WORK ORDER
Skip the images and copy each record exactly as written.

———

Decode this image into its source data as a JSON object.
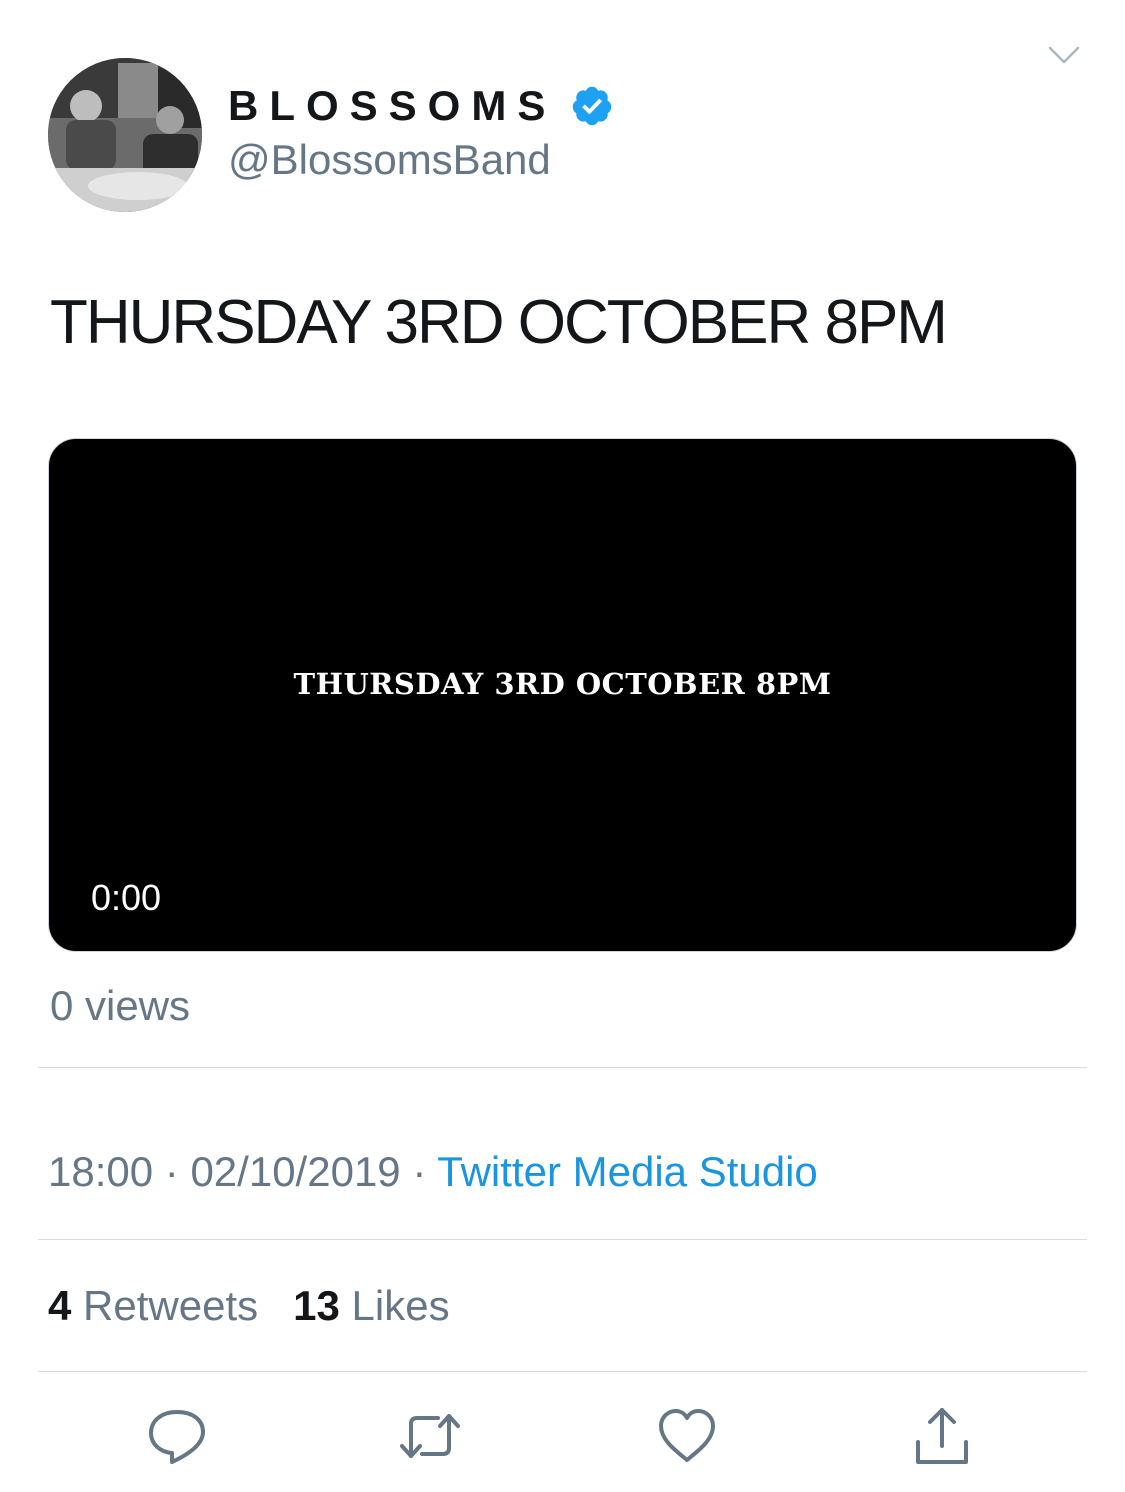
{
  "author": {
    "display_name": "BLOSSOMS",
    "handle": "@BlossomsBand",
    "verified": true
  },
  "tweet": {
    "text": "THURSDAY 3RD OCTOBER 8PM"
  },
  "video": {
    "caption": "THURSDAY 3RD OCTOBER 8PM",
    "time": "0:00"
  },
  "views": "0 views",
  "meta": {
    "time": "18:00",
    "separator": "·",
    "date": "02/10/2019",
    "source": "Twitter Media Studio"
  },
  "stats": {
    "retweets_count": "4",
    "retweets_label": "Retweets",
    "likes_count": "13",
    "likes_label": "Likes"
  },
  "icons": {
    "verified": "verified-badge-icon",
    "more": "chevron-down-icon",
    "reply": "reply-icon",
    "retweet": "retweet-icon",
    "like": "heart-icon",
    "share": "share-icon"
  },
  "colors": {
    "link": "#1b95e0",
    "secondary_text": "#657786",
    "primary_text": "#14171a",
    "verified": "#1da1f2",
    "video_bg": "#000000"
  }
}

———

RESULT
Decode this image into its source data as a JSON object.
{
  "author": {
    "display_name": "BLOSSOMS",
    "handle": "@BlossomsBand",
    "verified": true
  },
  "tweet": {
    "text": "THURSDAY 3RD OCTOBER 8PM"
  },
  "video": {
    "caption": "THURSDAY 3RD OCTOBER 8PM",
    "time": "0:00"
  },
  "views": "0 views",
  "meta": {
    "time": "18:00",
    "separator": "·",
    "date": "02/10/2019",
    "source": "Twitter Media Studio"
  },
  "stats": {
    "retweets_count": "4",
    "retweets_label": "Retweets",
    "likes_count": "13",
    "likes_label": "Likes"
  },
  "icons": {
    "verified": "verified-badge-icon",
    "more": "chevron-down-icon",
    "reply": "reply-icon",
    "retweet": "retweet-icon",
    "like": "heart-icon",
    "share": "share-icon"
  },
  "colors": {
    "link": "#1b95e0",
    "secondary_text": "#657786",
    "primary_text": "#14171a",
    "verified": "#1da1f2",
    "video_bg": "#000000"
  }
}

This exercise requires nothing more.